German and British opposition could hurt plan to cut taxes for innovative companies - Finance Minister
Finance Minister Michael Noonan has signalled that German and UK opposition could hamper plans for a so-called "knowledge development box" announced in the Budget.
The scheme, which would cut taxes for innovative companies, will be implemented as part of next year's Budget, the minister said, even though the so-called "double Irish" tax loophole it is supposed to replace expires next month.
The knowledge development box would allow companies generous tax breaks based on their intellectual property rights.
It is intended to encourage local companies to develop and sell products based on their patents and to attract the research and development units of foreign companies.
Germany and Britain said last month they will seek backing from other countries for a deal to ensure tax breaks based on patented research apply only in the country where the research and innovation takes place.
At a corporate tax conference organised by the Institute for International and European Affairs yesterday, Mr Noonan said it appeared qualifying for the tax break would be determined by whether a certain percentage of a company's research and development staff worked locally.
"This approach on the one hand fits into Ireland's core value of attracting substance," he said.
"However, on the other hand, I do have concerns that such an approach, if designed too tightly, would have the potential to limit the scope for use by smaller countries.
"Would this represent a fair reform? I don't think so. Further discussion is both planned and necessary."
Meanwhile, Mr Noonan also said that he welcomed the Base Erosion and Profit Shifting (Beps) project from the OECD, but he said he has some concerns. He said Beps must not be about giving big countries advantages over small countries, and must not be used to single out US multinationals.
"If Beps took this course, it would be playing to the gallery and not be focused on real tax reform," he said.
Mr Noonan also said he would welcome moves to allow Northern Ireland to lower its corporate tax rate to 12.5pc to better compete with the Republic.

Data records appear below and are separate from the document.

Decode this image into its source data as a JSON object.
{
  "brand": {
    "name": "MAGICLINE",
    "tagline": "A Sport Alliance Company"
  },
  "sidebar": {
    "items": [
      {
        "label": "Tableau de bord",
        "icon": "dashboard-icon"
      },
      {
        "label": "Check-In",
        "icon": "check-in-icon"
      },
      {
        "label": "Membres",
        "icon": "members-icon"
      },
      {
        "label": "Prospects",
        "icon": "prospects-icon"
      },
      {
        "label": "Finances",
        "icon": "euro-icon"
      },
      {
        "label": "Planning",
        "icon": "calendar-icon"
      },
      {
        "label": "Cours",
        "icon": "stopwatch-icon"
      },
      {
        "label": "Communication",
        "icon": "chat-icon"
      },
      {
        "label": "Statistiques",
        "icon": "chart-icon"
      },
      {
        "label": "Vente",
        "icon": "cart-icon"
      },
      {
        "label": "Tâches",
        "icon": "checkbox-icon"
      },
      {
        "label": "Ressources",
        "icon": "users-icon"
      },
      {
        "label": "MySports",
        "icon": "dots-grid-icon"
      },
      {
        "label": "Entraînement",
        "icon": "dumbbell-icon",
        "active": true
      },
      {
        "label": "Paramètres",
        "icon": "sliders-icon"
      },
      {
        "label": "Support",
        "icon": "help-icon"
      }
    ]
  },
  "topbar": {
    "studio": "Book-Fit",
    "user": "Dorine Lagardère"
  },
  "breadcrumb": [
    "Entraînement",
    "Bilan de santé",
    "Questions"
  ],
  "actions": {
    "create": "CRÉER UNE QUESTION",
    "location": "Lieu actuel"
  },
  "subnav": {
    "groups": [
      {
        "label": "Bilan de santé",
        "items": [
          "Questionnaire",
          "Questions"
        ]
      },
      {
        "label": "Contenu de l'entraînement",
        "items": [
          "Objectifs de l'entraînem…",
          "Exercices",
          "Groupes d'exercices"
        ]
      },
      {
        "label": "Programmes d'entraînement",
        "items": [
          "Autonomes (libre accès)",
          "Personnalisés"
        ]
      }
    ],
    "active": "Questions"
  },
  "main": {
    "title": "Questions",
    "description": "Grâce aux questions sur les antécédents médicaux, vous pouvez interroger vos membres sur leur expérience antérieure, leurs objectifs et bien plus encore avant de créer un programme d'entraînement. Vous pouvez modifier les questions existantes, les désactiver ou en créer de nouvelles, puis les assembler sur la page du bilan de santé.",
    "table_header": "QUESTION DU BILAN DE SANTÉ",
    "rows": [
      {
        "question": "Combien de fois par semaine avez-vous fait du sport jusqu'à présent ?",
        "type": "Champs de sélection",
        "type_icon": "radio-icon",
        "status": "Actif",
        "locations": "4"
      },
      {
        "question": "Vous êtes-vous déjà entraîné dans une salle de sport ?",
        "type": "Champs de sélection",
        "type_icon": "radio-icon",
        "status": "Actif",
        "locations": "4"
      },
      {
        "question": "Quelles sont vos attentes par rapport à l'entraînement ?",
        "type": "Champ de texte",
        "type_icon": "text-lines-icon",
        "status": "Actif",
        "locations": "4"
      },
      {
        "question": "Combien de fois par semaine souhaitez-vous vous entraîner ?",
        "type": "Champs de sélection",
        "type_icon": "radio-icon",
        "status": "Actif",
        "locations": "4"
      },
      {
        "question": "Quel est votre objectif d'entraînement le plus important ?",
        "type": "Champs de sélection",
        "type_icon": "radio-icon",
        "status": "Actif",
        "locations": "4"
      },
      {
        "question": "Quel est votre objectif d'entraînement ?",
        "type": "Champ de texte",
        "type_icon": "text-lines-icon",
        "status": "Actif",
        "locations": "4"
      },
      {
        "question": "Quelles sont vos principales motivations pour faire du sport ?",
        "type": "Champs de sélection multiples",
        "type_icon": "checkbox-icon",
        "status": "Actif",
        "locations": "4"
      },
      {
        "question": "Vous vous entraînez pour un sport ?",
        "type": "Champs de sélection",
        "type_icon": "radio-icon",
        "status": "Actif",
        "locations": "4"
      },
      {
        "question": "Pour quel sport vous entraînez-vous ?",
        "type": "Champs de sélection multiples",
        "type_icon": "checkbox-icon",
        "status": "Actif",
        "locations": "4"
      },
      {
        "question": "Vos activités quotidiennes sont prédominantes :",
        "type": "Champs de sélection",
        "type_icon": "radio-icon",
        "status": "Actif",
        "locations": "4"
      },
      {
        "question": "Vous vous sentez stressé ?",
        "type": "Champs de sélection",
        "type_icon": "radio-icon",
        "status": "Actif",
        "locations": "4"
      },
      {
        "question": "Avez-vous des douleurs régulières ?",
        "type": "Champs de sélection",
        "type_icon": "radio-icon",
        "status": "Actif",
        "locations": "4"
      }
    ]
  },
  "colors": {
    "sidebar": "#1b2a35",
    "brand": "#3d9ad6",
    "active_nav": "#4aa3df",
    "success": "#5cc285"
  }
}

It has been speculated that UK Chancellor George Osborne could announce the move in his autumn statement today.